A detailed examination of a 1962 double murder that may have resulted in a wrongful conviction.
In 2010, Pulitzer Prize–winning former Los Angeles Times correspondent Siegel (English/Univ. of California, Irvine; Claim of Privilege: A Mysterious Plane Crash, a Landmark Supreme Court Case, and the Rise of State Secrets, 2008, etc.) became intrigued by “a scattering of news accounts” about the murder conviction of Bill Macumber, who remains in an Arizona prison, perhaps completely innocent of the double murder but never exonerated despite two jury trials and various post-conviction appeals. Maricopa County law enforcement agencies failed to solve the seemingly senseless murder of a young engaged couple. A career criminal with a history of violence named Ernesto Valenzuela confessed to murdering the lovers to two different lawyers representing him, and the lawyers believed him. But police never arrested Valenzuela for the crime, and prosecutors never charged him. Valenzuela died in 1973. The next year, Macumber's wife, Carol Kempfert told police and prosecutors that her husband had spontaneously confessed to the crime. Kempfert, who had been working toward a divorce and custody of the couple’s sons, was employed in a local law enforcement agency, establishing credibility with her co-workers. Siegel presents evidence that she had been carrying on sexual liaisons with multiple police officers, evidence denied by Kempfert.

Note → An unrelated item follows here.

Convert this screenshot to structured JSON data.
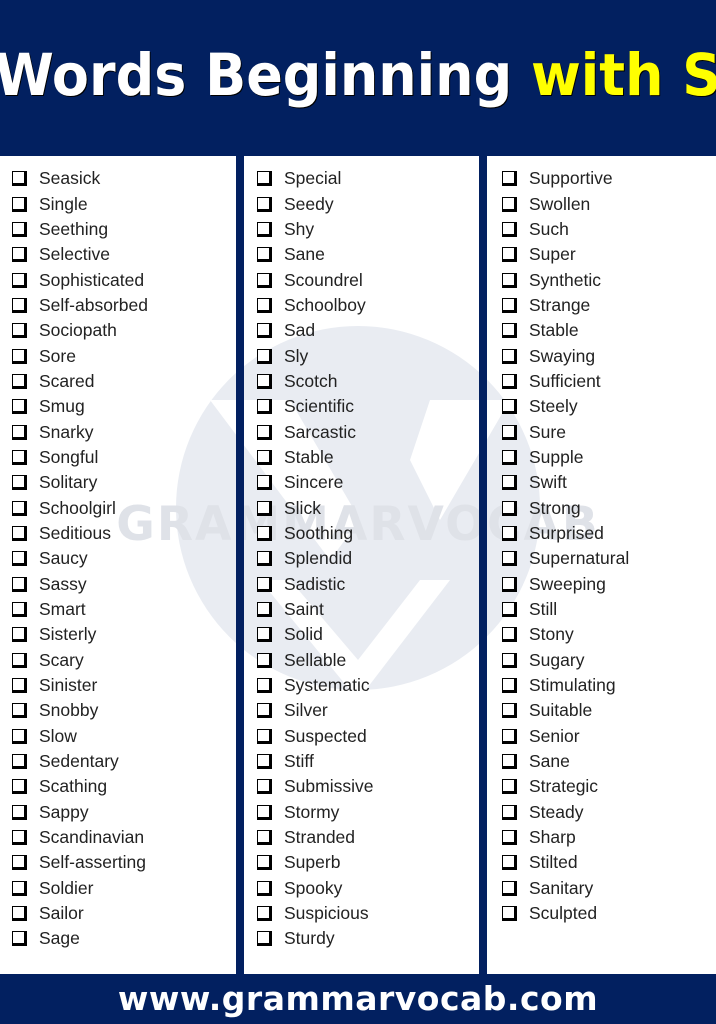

Whatever the reality, her account trumped that of her husband. He was arrested, and forensic examination of the murdered couple's car supposedly yielded a palm print matched to Macumber's palm. After a jury convicted him, he won a new trial on appeal and then lost again. Siegel explores the law school–based innocence project that served as Macumber's investigative team, which helped persuade an Arizona clemency board to release Macumber from prison in 2009. However, Gov. Jan Brewer refused to accept the unanimous recommendation.
A fascinating, convoluted murder mystery demonstrating that the law should never be confused with common sense.